On the surface, he ticks a lot of boxes. Domestic success and international acclaim, a sense of the past and present. And, perhaps most importantly, the Dutch-born son of an U.S. Air Force airman and his Dutch wife, he knows that USMNT players can come from anywhere.

[ MORE: Latest 2018 World Cup news ] 

And, unlike anyone in recent memory to hold such a coaching or management position with the team, he’s put on the USMNT shirt more than 100 times.

I reached out to a friend who’s worked alongside Stewart to see if I should be excited, nervous, or both about his hiring. Here’s what I was told:

“I’ll tell you this about Earnie. I’m a really big fan in terms of professionalism, order, hierarchy. Consummate pro. There will be more transparency with him as well.”

Andrew Helms’ and Matt Pentz’s story on the USMNT’s 2018 qualifying failure details how the order wasn’t there with Jurgen Klinsmann, and the professionalism at times was clearly as issue under Bruce Arena (see the Trinidad training field saga).

What the USMNT needs now, more than ever, is a man who can bridge the divide between administration and players, between the team and supporters.

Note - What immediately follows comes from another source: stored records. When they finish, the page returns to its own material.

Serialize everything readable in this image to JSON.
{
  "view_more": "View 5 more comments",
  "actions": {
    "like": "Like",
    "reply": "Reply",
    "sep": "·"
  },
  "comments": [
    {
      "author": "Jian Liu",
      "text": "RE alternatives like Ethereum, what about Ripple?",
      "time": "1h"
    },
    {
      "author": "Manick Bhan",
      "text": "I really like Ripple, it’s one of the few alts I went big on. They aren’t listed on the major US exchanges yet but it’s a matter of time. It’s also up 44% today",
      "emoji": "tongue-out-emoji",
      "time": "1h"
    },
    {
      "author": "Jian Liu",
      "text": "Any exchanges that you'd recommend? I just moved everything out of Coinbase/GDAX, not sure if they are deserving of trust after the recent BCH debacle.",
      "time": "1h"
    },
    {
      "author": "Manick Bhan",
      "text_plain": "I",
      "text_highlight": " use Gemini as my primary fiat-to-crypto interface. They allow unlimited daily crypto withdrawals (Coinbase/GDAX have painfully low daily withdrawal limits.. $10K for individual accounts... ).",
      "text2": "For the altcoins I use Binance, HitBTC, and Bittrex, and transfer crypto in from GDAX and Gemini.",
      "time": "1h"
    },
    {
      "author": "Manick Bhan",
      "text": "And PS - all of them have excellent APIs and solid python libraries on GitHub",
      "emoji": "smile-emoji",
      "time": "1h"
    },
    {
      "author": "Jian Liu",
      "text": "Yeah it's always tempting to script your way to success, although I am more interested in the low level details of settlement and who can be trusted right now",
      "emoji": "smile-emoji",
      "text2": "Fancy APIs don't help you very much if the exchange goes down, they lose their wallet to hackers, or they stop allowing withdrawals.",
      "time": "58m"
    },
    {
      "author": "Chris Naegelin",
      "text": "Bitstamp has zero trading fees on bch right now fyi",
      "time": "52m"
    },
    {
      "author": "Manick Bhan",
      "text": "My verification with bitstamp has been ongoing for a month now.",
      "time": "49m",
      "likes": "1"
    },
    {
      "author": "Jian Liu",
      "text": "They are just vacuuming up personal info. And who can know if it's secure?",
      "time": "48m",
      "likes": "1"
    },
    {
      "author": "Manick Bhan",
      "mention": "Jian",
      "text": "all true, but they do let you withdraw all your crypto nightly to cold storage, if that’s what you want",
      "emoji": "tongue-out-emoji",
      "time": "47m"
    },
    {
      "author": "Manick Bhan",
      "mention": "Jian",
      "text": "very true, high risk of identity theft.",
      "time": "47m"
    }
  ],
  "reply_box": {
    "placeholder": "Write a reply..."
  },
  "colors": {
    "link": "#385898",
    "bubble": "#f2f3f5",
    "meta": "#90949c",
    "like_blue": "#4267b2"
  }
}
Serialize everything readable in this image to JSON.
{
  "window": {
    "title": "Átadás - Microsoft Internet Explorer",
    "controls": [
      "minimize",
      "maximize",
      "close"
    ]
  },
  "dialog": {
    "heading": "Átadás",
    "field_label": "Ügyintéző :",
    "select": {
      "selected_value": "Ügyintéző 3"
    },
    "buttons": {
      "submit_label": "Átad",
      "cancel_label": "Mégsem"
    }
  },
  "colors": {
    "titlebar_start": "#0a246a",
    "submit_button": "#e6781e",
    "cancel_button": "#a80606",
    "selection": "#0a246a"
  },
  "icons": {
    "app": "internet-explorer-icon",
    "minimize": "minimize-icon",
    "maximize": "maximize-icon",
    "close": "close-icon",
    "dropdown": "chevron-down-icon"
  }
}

There are so many reasons to be concerned about the status of U.S. Soccer. Whether Stewart understands what it means to grow the American game here and abroad is not one of them.

Stewart scored more than 100 goals in the Netherlands before playing a pair of MLS seasons and building the nascent league’s reputation.

He’s played in three World Cups for three different managers, with three very different results. There was the U.S. based tournament that built MLS in 1994, the disastrous run at France 1998, and the glorious if fortunate run to the quarterfinals (which could’ve met the semifinals, TORSTEN FRINGS) in 2002.

Along the way, he’s dealt with the hype of that first tournament, then monumentally awful intra-squad strife in 1998 before that wonderful ’02 run. He has seen it all.

There’s no guarantee he’ll hire the right guy. There’s no guarantee he’ll win over talented dual citizens.

But there’s little doubt he’ll be a proper sounding board for the man he hires, and that he’ll be invigorated to work with a wealth of talent and resources having been hamstrung in Philadelphia.

For everything that needs to be fixed in American soccer, and the uncertainty over whether anything’s really changed with the men and women who are tasked with fixing it, this hire means U.S. Soccer has taken a step forward with a sound decision.